Of course, I realize that Dad was just trying to be funny, but in the back of my mind, half of me is still expecting someone to pop in at any moment, and hold me accountable for time wasted. The other half is in firm agreement with whoever it was who said "The most important requirement for creativity is time for noodling." Time for noodling? What is that, you ask? Well, it's what I do here on the porch each morning, or whenever I'm wandering around on one of my creative excursions - what Julia Cameron refers to as "Artist's Dates." To the casual observer, it might appear that I am doing absolutely nothing, just "killing time", but they couldn't be further from the truth. All the activity just happens to be taking place inside my head. Without noodling, there would be no stories, no blog, no wonderful vignettes or color combinations, no Cantina Garden, no Bountiful Sprout, no good life in the Hill Country, and most certainly, no euphoria.
Still, the common sense half of me demands balance. This half gets very disgruntled if I slip too far into my head, and ignore her need for order and simplicity. Creative Becky is dreading the family reunion that is being hosted here next month, but Common Sense Becky is tickled pink. She knows that it is only when an event such as this is looming, that she is allowed the upper hand. Finally she will have enough power to get shit done around here, and if anyone just happens to drop in and ask for a reckoning, she'll be more than ready for them! First item on her agenda? That gol' darn porch!
Monday, June 7, 2010
One of the best things about the friends I call The Muses, is that they each have several different passions and are involved in many different organizations and activities. That's what makes them so interesting. One of the worst things about The Muses is that they each have several different passions and are involved in many different organizations and activities. That's what makes scheduling any kind of group activity for the four of us an absolute nightmare!
We've been talking about getting together at Fiber Woman's place for months now, so she can teach us how to work with concrete, armatures, mosaic, etc., and we can make some one-of-a-kind garden art. Only problem was, we couldn't find two days in any one week when we were all four available. Finally, after one Muse generously offered to reschedule an appointment, we settled on this Tuesday and Thursday. It's not ideal (hotter 'n Hades and Fiber Woman is exhausted from working 4-day weekends at the Kerrville Folk Festival), but it's the best we could come up with. So of course, they are now predicting rain, both days!
Did you think I forgot about you? Never! First I was in Houston for a few days, then I came home to no internet service last night.
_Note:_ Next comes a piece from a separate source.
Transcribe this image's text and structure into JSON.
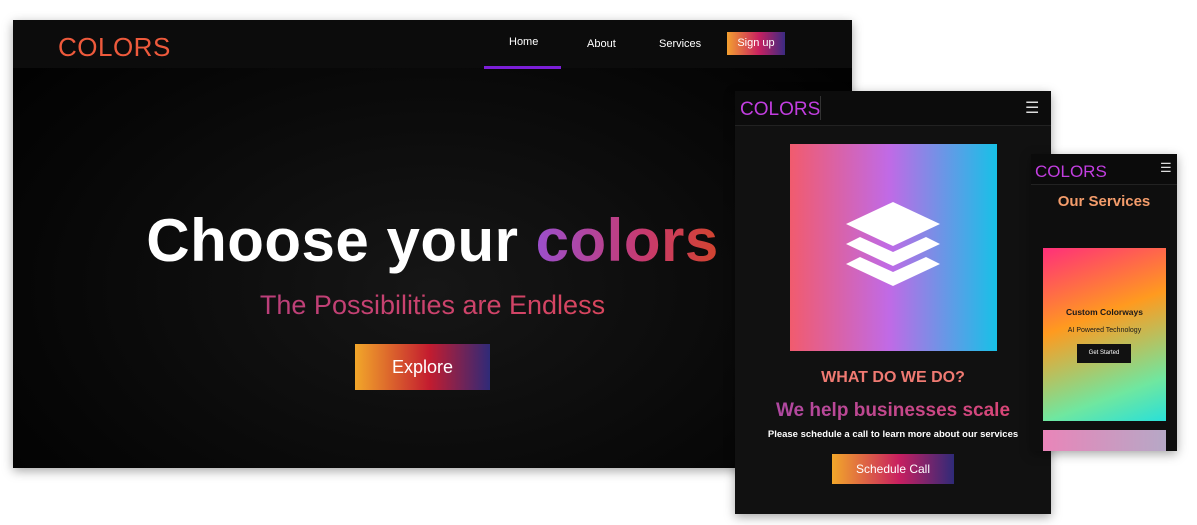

This morning, after resetting my router, I had internet again, but blogger was down. For eight hours!
So, at last, here are a few snippets from my weekend - things that put a smile on my face. First there was a pretty good book on tape to help pass the time on the drive down. It had a back-story revolving around life in Russia under Stalin and during WWII. Odd coincidence since I am also reading The Lacuna by Barbara Kingsolver, and just watched the movie Frida again, both of which deal with Stalin, Trotsky, the war, and revolution in general. I do so love a good historical novel. I learn so much more from them than I ever did in history class!
Next up was doing the carload of laundry I brought with me (which saved me a trip to the laundromat), loving on my grandpuppy, whom we were babysitting, eating some good food, and just enjoying my hubby's company as we read and watched a couple of movies. Oh yeah! And I finally picked up that washcloth again - the one I started knitting more than a year ago, while John was in the hospital. Or was it when my sister had her surgery? Oh, who knows? Who cares? As long as it gets finished, right?
That's my weekend in a nutshell. Now tell me about yours! What put a smile on your face this weekend?